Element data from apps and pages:
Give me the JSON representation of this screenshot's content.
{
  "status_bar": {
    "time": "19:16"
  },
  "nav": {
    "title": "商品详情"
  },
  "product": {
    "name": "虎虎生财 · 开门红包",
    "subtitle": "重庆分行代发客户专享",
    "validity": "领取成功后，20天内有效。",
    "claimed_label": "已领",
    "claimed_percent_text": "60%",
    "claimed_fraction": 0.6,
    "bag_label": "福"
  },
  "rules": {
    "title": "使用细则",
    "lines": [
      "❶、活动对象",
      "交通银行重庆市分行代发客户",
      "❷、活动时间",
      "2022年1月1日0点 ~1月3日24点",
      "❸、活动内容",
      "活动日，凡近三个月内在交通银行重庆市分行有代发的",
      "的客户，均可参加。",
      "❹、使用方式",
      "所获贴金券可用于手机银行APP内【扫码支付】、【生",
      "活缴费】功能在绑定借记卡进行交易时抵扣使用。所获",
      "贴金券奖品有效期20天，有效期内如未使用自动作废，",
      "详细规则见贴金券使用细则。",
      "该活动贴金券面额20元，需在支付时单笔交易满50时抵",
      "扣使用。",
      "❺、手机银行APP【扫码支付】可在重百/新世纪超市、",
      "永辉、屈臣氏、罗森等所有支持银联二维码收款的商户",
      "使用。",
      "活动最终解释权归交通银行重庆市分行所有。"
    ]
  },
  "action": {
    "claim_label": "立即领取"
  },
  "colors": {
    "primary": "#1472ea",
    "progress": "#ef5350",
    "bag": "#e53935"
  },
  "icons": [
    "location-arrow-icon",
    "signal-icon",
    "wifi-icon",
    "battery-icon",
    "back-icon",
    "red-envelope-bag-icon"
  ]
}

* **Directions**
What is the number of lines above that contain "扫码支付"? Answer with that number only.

* **Output of the exercise**
2